August 17, 2016
Thanks to the persistence of Global TV it appears the Ontario Energy Board (OEB) was obligated (transparency?) to release information on rising electricity bills and how people are being driven into energy poverty.
While the information contained in the PDF file shows a variety of arrears*-related information, and covers all of the local distribution companies (LDC) in the province, the Hydro One data is particularly striking. It is also in keeping with some of the 2015 Ombudsman’s report.
It is important to realize that Hydro One claimed 1,141,369 residential ratepaying customers as of December 31, 2015, representing exactly 25% of total Ontario residential ratepayers according to the Yearbook of Electricity Distributors on the OEB website.
So, focusing on Hydro One only, here are some of the interesting statistics gleaned from the OEB “arrears” report as of December 31, 2015:
- Hydro One had 59,233 ratepayers in arrears which represented 7.1% of their residential customer base and 68.8% of all residential ratepayers in arrears (86,090) as of that date.
- Hydro One claimed just over $97 million1. of billing arrears which represented 89% of the total billing arrears reported by all LDC (just over $109 million) as of December 31, 2015.
- Hydro One’s arrears of $97 million represented 12.5% of their outstanding receivables as at the date of their year end.
- Hydro One had 17,811 canceled “arrears payment agreements” due to non-payment out of 25,670 for all LDC and that represented 69.4% of all cancellations.
- Hydro One wrote off $16,504,125.00 of receivables which represented 46.9% out of $35,172,817.00 in arrears written off by all LDC.
- Hydro One had 7,570 eligible “low-income” households out of 19,914 households for all LDC which represented only 38% of those presumably eligible for the Ontario Electricity Support Program (OESP) which came into effect January 1, 2016
Based on the above one would have to ask some pertinent questions such as:
Why did Hydro One have so many ratepayers in arrears when they identified only 7,570 customers as low-income and eligible for the OESP?
Why did Hydro One have such dominance of the number of ratepayers in arrears?
Why did Hydro One represent such a huge portion (89%) of the dollar value in arrears?

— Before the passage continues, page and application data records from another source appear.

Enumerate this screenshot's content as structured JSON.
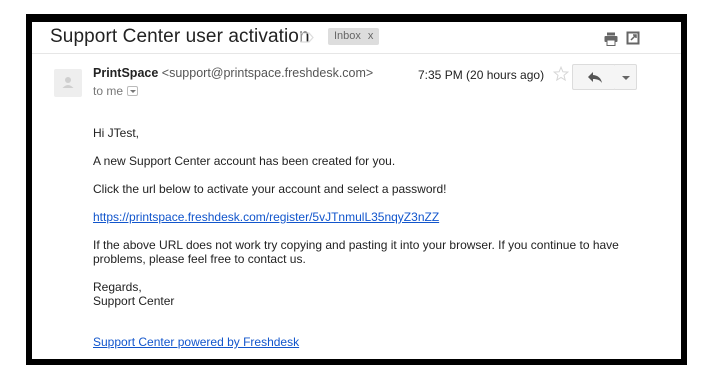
{
  "email": {
    "subject": "Support Center user activation",
    "labels": [
      {
        "text": "Inbox",
        "remove": "x"
      }
    ],
    "sender_name": "PrintSpace",
    "sender_email": "<support@printspace.freshdesk.com>",
    "recipient": "to me",
    "timestamp": "7:35 PM (20 hours ago)",
    "body": {
      "greeting": "Hi JTest,",
      "line1": "A new Support Center account has been created for you.",
      "line2": "Click the url below to activate your account and select a password!",
      "link": "https://printspace.freshdesk.com/register/5vJTnmulL35nqyZ3nZZ",
      "line3": "If the above URL does not work try copying and pasting it into your browser. If you continue to have problems, please feel free to contact us.",
      "regards": "Regards,",
      "signoff": "Support Center",
      "footer_link": "Support Center powered by Freshdesk"
    }
  },
  "icons": {
    "label_tag": "label-tag-icon",
    "print": "print-icon",
    "new_window": "new-window-icon",
    "star": "star-icon",
    "reply": "reply-icon",
    "more": "chevron-down-icon",
    "avatar": "person-icon"
  },
  "colors": {
    "link": "#1155cc",
    "label_bg": "#dddddd",
    "frame": "#000000"
  }
}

A quick glance at the second Quarter results for Hydro One shows they distributed 6.2 terawatt hours (TWh) versus 6.7 TWh in the comparable 2015 Quarter — that’s a drop of 8% — yet their distribution revenue showed a slight increase of $2 million year over year. What we can determine from those results is in 2015 the “distribution” business of Hydro One generated $51.8 million per TWh and it increased to $56.3 million/TWh in 2016 for an increase of 8.7% per TWh.
The upside-down world of Ontario
In other words, for Hydro One declining demand results in increased revenue. Thanks to their monopoly and the unique cooperation of the OEB, Hydro One has turned the economic model of “supply and demand” on its head.
One has to wonder now if the sale of shares in Hydro One was driven not only to help achieve a balanced budget in 2018, but also to rid the Ontario Liberal government of even more anticipated bad news about the electricity file and their ownership of Hydro One. Holding a minority interest at the date of the next election might have the Ontario Liberals pointing the finger at the OEB for constantly granting Hydro One’s distribution arm rate increases exceeding inflation by a wide margin. With that in mind they might just pretend they would do something to right the wrong if re-elected.
Only time will tell if Hydro One is allowed to maintain their lofty position as the generator of the highest arrears levels amongst the ratepayers of the province and continue to be granted the rate increases applied for.
- Average arrears level for Hydro One’s residential ratepayers as at December 31, 2015 was $1,638.59 and the OEB defines arrears as: “ … an account that is 30 or more days past the 16-day minimum payment period .”